The “language of flowers” or floriography, as it is otherwise known, is the study of how flowers can be arranged to convey messages. Floriography grew in popularity in Victorian times, because it allowed reserved people to express themselves without words. Flower arrangements could communicate in a way considered far less scandalous than something said out loud. A popular book during this period was a “flower dictionary,” which provided readers with a list of the meaning behind different types of blooms.
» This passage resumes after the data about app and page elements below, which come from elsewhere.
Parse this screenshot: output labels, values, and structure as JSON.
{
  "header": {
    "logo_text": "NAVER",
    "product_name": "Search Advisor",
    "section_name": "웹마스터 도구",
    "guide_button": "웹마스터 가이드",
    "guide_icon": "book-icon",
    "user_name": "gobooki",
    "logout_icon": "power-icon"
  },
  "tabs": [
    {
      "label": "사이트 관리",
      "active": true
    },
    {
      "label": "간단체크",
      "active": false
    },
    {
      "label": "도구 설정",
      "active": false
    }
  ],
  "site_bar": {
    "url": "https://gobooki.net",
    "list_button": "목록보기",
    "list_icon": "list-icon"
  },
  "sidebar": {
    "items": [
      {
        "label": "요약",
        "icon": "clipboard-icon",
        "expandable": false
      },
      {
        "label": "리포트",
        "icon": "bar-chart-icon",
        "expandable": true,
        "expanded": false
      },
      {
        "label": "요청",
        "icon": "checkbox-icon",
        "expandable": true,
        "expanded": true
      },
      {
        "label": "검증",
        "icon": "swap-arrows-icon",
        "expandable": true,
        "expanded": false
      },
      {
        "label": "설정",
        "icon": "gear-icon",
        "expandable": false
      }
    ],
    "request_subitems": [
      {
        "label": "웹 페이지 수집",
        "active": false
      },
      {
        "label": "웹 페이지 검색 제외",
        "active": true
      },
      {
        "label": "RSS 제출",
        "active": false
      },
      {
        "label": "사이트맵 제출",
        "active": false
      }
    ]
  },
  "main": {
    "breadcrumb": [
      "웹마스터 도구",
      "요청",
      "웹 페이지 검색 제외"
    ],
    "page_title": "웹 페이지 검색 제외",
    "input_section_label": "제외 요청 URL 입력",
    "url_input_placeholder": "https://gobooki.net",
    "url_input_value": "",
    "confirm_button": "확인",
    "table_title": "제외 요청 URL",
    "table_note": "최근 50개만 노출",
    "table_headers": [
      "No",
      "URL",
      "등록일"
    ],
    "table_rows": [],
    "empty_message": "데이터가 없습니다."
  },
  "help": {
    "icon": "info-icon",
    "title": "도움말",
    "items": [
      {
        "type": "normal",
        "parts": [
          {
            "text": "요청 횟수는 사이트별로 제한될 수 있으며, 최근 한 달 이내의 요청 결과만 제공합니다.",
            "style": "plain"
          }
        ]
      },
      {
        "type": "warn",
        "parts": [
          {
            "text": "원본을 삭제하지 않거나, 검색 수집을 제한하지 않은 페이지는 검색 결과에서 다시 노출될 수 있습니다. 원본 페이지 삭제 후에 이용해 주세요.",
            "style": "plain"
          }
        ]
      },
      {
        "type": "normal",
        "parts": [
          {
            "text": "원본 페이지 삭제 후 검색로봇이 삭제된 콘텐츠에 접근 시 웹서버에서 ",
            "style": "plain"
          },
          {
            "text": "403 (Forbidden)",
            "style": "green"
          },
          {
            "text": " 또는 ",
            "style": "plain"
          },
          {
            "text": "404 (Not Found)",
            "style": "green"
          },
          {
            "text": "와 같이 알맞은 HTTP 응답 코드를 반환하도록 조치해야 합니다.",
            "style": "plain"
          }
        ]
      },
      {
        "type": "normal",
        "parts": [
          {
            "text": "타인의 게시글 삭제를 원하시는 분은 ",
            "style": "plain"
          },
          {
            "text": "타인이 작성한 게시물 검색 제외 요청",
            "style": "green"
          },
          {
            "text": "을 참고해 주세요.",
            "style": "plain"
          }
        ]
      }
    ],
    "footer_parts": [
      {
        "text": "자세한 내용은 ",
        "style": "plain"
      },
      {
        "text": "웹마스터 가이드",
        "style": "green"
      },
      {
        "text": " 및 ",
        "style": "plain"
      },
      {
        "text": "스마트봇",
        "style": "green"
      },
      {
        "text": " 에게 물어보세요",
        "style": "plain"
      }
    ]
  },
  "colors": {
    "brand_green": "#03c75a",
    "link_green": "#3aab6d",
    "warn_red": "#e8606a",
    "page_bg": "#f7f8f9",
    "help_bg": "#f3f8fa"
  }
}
Vanessa Diffenbaugh’s debut novel, “The Language of Flowers” uses word pictures to convey the power and meaning of flowers as it follows the life of a foster child who grows up to become a floral designer. Several characters in the book are deeply invested in flower identification and study, using flowers as metaphors to describe their moods.
The power of flowers and their scents is confirmed by studies which link floral scents to improved mood, which leads to more meaningful social interaction and elevated happiness. Diffenbaugh has also written a flower dictionary, which she modeled after one published in 1859, since conflicting flower meanings were previously published in hundreds of books, dozens of languages, and on countless websites. She endeavored to consolidate opinions in order to produce a definitive guide.
Few would argue that one of the most iconic flowers is the red rose. A single stem universally denotes love, but few understand the reason the association. Red roses grow in a variety of climates, and played a role in early Egyptian and Greek/Roman history and mythology. The rose is so infamous both red and white roses were featured in a 30-year conflict called the Wars of the Roses, between the Lancaster and York houses in England. Both houses chose to use red and white roses in their family crests.
But roses are far from the only blossoms that convey hidden meaning:
Daffodils = Chivalry. Linked by Victorian-era text, daffodils (especially yellow ones), represent chivalry. So this variety is a great choice for someone who is trying to make a good first impression.
Yellow Rose=Jealousy or Infidelity, referenced in Henrietta Dumont’s dictionary.
Calla Lilies (especially white ones) = beauty and purity. These are simply brilliant for wedding bouquets because their brilliant white coloration goes well with virtually any gown.
Gerber Daisies add vitality and happiness to a room. These flowers are perfect for celebratory occasions and sympathy bouquets where someone needs a moment to smile.
The meaning of some flowers, such as the Iris, varies depending on color and geographic origin. For example, in Japan, Irises are said to purify evil, while in Greek mythology, the Iris is a sign of eloquence.
Flowers convey more than “condolences” or “congratulations.” They boast a plethora of sentiments, from love and tenderness to courage and strength. So, the next time you order a bouquet from Riverside Flower Club, remember to choose your arrangement or bouquet carefully, to make sure you send the right message.
Since 1996, the Riverside Flower Club has offered a stunning selection of bouquets to residents of Riverside and the surrounding area. Flowers are available for any imaginable occasion such as “get well,” birthdays, anniversaries, sympathy, new baby celebrations, weddings. Custom bouquets can be expertly arranged and delivered quickly. For more information, visit www.riversideflowerclub.com, email email@example.com or call (951) 784-0960.